Newness of Life

He descended to the dead. On the third day he rose again from the dead.

What does it mean that Christ “died for our sins?” He lived a sinless life; blameless, without spot or blemish. He offered himself up sacrificially to cover over our sins and present us righteous before the Father. In a primal way, that horrifies my modern sensitivities: God required blood to pay the penalty for sin. The more societies and cultures ‘progress’, the more we gloss over the seriousness of sin and how its vulgarity and offensiveness separate us from God. And the more I understand the basics of my hopeless depravity without him, the brighter the hope of the gospel shines.
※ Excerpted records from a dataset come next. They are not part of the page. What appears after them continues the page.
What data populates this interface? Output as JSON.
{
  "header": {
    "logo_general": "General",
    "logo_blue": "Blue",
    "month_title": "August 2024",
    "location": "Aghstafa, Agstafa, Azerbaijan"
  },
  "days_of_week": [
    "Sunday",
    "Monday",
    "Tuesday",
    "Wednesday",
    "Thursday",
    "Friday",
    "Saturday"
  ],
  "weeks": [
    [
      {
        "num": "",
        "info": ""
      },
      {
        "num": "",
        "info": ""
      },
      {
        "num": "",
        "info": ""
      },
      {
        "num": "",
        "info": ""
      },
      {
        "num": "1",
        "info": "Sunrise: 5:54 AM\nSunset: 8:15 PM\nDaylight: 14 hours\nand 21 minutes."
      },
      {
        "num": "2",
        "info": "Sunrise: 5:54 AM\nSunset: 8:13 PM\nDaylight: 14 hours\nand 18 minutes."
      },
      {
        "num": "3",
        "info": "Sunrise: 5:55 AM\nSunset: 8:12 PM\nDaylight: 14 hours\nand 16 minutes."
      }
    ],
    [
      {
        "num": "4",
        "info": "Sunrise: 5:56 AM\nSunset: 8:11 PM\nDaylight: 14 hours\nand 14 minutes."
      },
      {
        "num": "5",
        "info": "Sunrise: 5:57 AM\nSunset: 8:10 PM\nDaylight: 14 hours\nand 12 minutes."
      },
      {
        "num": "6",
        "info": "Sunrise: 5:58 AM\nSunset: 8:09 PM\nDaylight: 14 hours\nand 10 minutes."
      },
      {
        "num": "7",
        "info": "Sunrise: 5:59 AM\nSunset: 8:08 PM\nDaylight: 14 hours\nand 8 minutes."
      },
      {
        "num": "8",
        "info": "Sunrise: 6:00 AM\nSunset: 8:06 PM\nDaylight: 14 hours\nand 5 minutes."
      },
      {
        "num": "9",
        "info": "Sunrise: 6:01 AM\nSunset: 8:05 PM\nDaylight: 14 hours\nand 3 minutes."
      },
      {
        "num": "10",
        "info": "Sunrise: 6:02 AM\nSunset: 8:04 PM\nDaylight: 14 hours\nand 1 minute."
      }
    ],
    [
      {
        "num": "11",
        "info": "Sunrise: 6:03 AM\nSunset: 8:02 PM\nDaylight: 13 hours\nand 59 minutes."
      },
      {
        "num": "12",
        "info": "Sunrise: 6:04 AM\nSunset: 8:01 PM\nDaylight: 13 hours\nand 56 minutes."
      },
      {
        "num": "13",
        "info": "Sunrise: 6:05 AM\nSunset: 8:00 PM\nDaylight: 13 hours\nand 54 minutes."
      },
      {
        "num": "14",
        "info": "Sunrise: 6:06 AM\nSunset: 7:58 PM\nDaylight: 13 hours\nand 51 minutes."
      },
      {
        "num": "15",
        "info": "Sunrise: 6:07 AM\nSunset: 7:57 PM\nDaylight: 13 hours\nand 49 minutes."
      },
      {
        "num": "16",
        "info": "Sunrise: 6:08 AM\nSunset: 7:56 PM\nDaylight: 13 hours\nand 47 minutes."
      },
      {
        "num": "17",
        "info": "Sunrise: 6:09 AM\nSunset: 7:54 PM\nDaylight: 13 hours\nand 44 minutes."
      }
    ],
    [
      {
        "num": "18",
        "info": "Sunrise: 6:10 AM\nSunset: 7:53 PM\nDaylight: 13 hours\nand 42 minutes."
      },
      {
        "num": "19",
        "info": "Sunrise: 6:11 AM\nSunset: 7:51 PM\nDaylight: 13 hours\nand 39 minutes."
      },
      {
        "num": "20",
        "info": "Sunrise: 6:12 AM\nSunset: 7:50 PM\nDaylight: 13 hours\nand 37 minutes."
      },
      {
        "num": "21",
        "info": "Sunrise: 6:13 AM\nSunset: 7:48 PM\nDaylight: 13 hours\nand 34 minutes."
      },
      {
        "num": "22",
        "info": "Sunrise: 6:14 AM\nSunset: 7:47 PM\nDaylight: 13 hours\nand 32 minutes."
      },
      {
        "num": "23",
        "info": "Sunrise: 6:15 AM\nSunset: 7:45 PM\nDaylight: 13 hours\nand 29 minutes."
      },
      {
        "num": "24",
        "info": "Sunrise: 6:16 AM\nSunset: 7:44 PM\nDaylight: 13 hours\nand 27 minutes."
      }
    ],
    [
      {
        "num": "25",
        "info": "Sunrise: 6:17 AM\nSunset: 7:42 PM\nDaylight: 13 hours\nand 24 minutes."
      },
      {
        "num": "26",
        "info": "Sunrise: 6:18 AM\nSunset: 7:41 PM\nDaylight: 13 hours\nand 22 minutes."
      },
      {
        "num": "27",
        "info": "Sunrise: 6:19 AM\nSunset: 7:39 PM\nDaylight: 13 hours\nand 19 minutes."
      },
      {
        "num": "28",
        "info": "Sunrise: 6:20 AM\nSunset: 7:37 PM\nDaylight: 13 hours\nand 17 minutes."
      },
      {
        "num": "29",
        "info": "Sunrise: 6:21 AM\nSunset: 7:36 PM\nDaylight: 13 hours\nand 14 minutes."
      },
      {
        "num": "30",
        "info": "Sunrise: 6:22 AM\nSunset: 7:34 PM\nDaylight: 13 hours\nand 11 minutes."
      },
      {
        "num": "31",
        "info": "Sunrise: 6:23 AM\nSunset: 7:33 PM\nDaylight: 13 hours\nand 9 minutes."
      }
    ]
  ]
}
Death. Jesus died an actual physical death. But He didn’t go to hell. That theory sells short the completion of his work on the cross. Our understanding of the word hell has warped and shifted over the centuries so that now it only denotes the place where unbelievers experience final retribution, not the place of the dead. He paid the ultimate price as the perfect sacrifice and He finished our atonement when he gave up his spirit. After Jesus died on the cross he descended to the departed.

And he had to actually die. Death is a very human thing and again shows the fullness of his humanity and humility. Death marked the final separation from God as a result of our sins. Jesus submitted his body and his spirit to the ultimate will of the Father. He fulfilled his role as the Son. While every sacrificial animal in the old testament suffered death for the temporary reprieve of God’s judgement, Christ’s death gained absolution once for all.

But it doesn’t end in death as all other stories do. Jesus came back from the dead; this the crux of Gospel. Resurrection. Raised back to life. No magic tricks or myths. Without the resurrection, Christianity is a dead and worthless pipe dream. Its putting faith in another hero that couldn’t even save himself.

Even the fairy tales teach us that good should ultimately win out. Death shouldn’t ferry the hero away and leave us stranded here without them. We shouldn’t have to celebrate victory by mourning their deaths. That eternity is written on our hearts. That hope is etched deeply onto our souls.

The redemption story culminates in the resurrection. It vividly indicates that the sacrifice of Jesus’s life has ultimate power over death. Death – separation from God – was a direct result of man’s selfish choice. Death could not hold Jesus because Jesus had not sinned.  The resurrection fulfilled prophecy. It revealed Christ’s divinity. It simply made everything come true.

How can such a fact and ending ever bore me!? How can I just skim over it and recite it dully each week as a part of a creed!? As I drove to work this morning the dramatic sunrise overwhelmed me, indescribably beautiful and intense. The eastern sky glowed a fiery coral where the lightning and storm clouds terminated. I kept exclaiming over and over again on its brilliant, breathtaking opulence. And the very one who created each second and hue of that exact sunrise came to earth, died in my place, and then rose from the dead! The dead!!

And the story of his triumphal return from the dead first spread from the unlikeliest of sources – a bunch of grieving, emotional women. Following his precedent in life, Jesus appeared to the lowliest and least respected in that era’s society. The testimony of these women would have never made it to a legal proceeding. Yet, for two thousand years countless documents and writings, both in the church and outside, herald this fact.

His ragtag band of cronies, who went back to their old jobs after he died, abruptly became highly influential social and religious forces once they encountered the resurrected Christ. His own brother, James, overcame a lifetime of doubt after witnessing the resurrection. Saul, who vehemently and viciously chased down followers of The Way with the intent of wiping them out, slammed headfirst into this Christ in the middle of the road, radically transforming him until those he once agreed with murdered him. These men didn’t just vocalize their new convictions. They lived and breathed them and died violently for them.

Only an encounter with the One and Only, the true Messiah and Savior could irrevocably shift and shape the world as such one person at a time. In these moments, I look deeply, critically, and prayerfully at my own life for evidence of such a transformation. “We were buried therefore with him by baptism into death, in order that, just as Christ was raised from the dead by the glory of the Father, we too might walk in newness of life.” (Rom 6:4) May I too, live a resurrected life in Christ.


In response to the We Believe message series at Grace Church. Check it out at: